Principle #7

We must speak the truth, but do so exercising wisdom and prudence through love.

• Daniel’s influence spread to others in government, and quite possibly to a wider sphere, including the ancestors of the wise men who visited the infant Jesus
• Daniel delivered God’s Word without compromise and without flinching

Daniel was known, not only for being a model government worker, but also as a worshipper of the God of Israel. He gained a reputation for being wise and discerning, and, because of this was called upon to interpret the handwriting on the wall at Belshazzar’s feast (Dan. 5:11).


The Value of a Study of Daniel to Living in Our Contemporary Society

The book of Daniel has special relevance to believers in the New Testament age. It teaches us how to have a fruitful, God-honoring life in a hostile environment, armed with the Bible, prayer, and fellowship. It also engenders faith and confidence in view of prophetic details looming over the horizon. God knows the future and it is His prerogative to reveal it as He sees fit. He is working all things according to divine plan, and no power of man can overthrow it. The book of Daniel teaches us that we can live the Christian life in any kind of situation.

Do we feel a measure of cultural isolation from the world in which we live? So did Daniel. Is it possible to excel in both our secular (day) job and in our service to our Lord? Daniel did. Can we live the Christian life in a non-Christian environment? Daniel and his friends did. Can we maintain a strong witness for Christ as a spiritual minority in our contemporary society? Daniel did. Could we someday face laws that violate obedience to Scripture? Daniel’s three friends did. We have the same tools that Daniel had: Scripture, prayer, and fellowship. We have the same God who is sovereign, all-wise, and who empowers us to live obedient, overcoming lives.

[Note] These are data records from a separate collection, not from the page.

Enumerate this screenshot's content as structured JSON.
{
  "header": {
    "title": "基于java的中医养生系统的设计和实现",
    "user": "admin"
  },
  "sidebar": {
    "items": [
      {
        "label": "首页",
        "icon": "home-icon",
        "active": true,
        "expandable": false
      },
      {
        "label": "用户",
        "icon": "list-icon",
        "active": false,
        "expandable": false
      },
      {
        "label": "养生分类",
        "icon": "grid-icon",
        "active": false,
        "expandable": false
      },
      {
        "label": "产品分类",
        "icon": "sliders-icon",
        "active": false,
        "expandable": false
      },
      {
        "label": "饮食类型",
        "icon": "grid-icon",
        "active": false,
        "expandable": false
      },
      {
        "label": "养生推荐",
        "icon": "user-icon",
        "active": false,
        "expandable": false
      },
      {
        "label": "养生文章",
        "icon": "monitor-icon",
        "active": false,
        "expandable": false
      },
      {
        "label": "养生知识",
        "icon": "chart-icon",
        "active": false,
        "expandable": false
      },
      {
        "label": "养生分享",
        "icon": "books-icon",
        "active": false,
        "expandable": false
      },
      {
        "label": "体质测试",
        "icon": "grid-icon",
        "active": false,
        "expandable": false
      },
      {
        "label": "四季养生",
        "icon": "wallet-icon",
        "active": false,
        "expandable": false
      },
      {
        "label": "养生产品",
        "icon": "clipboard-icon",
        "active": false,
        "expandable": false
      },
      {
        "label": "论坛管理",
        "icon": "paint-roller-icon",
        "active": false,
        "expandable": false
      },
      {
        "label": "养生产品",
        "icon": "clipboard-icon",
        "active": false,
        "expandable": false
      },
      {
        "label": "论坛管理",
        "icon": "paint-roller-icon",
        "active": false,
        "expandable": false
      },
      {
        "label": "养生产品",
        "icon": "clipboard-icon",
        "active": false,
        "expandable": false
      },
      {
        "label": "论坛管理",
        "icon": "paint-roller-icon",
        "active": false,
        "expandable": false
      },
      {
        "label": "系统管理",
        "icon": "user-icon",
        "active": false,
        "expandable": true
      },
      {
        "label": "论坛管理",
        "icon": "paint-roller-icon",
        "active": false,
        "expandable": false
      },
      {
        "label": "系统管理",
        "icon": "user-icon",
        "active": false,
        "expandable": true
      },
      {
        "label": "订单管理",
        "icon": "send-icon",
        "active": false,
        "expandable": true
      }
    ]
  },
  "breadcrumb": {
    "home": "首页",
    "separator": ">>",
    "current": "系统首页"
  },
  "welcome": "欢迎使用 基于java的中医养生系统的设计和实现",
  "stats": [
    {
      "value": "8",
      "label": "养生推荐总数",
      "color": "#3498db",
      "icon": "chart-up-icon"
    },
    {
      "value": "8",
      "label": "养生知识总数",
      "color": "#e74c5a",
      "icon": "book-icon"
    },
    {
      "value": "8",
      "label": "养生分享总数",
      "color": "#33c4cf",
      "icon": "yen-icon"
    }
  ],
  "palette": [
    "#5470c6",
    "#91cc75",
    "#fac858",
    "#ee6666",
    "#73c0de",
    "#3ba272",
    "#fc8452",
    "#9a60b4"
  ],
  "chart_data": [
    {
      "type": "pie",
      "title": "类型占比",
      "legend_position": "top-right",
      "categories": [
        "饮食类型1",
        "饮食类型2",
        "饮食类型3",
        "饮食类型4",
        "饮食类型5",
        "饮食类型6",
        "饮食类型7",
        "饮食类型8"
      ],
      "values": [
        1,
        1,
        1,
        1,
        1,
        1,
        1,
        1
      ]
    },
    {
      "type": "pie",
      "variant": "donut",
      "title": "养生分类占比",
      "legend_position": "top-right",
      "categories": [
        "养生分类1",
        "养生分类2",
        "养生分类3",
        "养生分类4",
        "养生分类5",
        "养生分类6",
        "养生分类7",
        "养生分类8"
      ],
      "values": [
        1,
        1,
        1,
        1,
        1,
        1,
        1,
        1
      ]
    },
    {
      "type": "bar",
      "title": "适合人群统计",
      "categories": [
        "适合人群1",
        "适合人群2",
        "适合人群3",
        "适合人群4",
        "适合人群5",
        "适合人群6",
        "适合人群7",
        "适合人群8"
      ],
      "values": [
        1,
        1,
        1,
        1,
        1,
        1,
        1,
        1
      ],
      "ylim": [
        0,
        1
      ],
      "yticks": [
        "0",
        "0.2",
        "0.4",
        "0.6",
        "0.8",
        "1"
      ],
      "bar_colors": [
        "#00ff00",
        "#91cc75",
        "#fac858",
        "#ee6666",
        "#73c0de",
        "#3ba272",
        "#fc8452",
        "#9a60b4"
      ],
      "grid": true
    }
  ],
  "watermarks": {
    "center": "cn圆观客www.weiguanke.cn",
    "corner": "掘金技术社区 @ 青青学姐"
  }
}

This summer, consider studying the book of Daniel. It showcases the power, might, and sovereignty of God. It gives courage, provides devotional insights, and strengthens our faith.

May God give us all uncompromising faith and a bold witness. As believers, we look forward with joyful anticipation to the final victory of a life lived in obedience to the Word of God.

Recommended Reading

The book of Daniel is noteworthy for its biographical material, principles, and prophecies. If you are interested in further studies in this tremendous book, here are two books that showcase different aspects of its timeless message for believers today.

Against the Flow: The Inspiration of Daniel in an Age of Relativism, by John Lennox

New American Commentary on Daniel by Stephen Miller